Return, from the material below, each line in which the word "Andrée" is present.

- _Data records_
•••
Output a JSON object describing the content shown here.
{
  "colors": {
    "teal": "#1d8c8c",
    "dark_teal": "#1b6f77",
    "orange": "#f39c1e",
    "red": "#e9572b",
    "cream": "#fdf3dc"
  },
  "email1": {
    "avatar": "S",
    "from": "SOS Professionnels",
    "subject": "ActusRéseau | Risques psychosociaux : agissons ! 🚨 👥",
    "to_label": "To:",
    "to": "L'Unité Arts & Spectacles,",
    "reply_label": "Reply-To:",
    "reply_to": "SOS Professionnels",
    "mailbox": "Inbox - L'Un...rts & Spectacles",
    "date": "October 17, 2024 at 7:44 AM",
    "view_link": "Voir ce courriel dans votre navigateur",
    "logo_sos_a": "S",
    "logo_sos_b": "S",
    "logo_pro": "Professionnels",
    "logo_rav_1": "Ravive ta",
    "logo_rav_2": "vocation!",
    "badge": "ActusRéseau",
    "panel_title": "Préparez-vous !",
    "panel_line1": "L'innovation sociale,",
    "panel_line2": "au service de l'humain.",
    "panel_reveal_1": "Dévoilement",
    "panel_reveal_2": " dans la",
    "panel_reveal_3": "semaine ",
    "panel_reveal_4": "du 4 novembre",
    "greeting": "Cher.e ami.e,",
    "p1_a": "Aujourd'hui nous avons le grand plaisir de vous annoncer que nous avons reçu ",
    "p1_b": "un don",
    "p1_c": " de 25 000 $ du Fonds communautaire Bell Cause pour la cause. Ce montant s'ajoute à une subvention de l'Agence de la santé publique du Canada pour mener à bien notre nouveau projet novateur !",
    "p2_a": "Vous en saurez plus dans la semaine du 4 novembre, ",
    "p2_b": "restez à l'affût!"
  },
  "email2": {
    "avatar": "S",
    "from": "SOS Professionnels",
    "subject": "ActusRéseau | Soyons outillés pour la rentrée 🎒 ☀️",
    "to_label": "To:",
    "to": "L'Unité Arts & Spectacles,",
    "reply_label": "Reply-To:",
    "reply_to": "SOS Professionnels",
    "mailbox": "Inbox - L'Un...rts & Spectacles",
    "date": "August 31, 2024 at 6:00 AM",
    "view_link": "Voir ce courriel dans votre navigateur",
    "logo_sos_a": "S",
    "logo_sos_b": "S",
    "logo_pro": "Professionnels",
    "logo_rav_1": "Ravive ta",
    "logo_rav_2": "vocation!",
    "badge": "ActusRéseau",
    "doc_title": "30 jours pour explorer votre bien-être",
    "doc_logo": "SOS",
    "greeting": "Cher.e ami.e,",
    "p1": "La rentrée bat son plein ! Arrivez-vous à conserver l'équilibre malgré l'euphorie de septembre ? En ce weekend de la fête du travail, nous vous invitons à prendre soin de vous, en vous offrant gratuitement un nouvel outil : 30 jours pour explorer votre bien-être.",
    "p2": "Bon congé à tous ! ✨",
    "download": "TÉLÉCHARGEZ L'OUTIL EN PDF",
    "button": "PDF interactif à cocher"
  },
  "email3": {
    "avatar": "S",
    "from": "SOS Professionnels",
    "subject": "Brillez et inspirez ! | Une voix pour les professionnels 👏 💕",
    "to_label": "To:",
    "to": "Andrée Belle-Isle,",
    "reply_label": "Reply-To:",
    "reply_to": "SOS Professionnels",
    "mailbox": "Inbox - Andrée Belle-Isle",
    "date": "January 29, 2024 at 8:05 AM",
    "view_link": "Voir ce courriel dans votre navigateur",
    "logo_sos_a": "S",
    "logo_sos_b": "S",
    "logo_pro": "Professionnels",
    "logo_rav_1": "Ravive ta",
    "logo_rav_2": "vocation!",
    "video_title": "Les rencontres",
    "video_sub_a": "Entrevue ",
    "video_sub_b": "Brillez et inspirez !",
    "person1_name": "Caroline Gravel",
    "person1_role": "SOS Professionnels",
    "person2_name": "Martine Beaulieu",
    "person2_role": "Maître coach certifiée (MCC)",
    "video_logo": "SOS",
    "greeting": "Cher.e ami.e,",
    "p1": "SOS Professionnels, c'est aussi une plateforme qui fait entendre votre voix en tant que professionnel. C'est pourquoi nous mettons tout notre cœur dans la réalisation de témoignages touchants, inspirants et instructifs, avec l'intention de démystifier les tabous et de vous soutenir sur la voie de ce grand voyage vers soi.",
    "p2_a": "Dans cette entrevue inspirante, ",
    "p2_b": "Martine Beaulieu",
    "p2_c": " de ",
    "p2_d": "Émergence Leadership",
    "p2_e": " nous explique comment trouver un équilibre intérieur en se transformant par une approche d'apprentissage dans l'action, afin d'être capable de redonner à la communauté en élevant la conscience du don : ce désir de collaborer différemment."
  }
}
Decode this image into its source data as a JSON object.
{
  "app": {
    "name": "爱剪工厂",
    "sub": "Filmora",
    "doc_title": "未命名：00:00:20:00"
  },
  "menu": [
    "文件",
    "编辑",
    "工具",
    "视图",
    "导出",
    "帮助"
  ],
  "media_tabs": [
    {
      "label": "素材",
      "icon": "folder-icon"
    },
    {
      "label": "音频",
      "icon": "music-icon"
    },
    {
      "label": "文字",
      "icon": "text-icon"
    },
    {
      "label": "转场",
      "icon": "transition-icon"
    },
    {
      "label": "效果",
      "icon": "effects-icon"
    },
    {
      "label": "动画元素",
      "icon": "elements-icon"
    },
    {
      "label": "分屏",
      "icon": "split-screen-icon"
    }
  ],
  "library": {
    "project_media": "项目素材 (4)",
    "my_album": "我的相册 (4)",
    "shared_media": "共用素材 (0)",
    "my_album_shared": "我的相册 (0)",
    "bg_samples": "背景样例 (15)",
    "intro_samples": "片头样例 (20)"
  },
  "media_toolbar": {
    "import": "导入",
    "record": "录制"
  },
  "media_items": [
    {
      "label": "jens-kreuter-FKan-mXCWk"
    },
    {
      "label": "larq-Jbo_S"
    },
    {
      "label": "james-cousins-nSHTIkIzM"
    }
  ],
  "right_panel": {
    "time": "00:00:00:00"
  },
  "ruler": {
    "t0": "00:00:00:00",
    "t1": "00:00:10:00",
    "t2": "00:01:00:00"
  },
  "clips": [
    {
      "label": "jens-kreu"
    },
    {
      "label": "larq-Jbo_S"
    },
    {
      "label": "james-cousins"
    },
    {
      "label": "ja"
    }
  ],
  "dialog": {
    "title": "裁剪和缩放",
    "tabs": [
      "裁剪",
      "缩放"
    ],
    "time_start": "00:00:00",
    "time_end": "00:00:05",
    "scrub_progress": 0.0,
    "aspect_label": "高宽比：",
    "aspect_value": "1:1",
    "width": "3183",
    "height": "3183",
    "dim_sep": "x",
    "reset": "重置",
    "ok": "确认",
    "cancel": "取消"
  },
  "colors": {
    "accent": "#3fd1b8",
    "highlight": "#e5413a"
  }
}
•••
- _Answer for this exercise_
    "to": "Andrée Belle-Isle,",
    "mailbox": "Inbox - Andrée Belle-Isle",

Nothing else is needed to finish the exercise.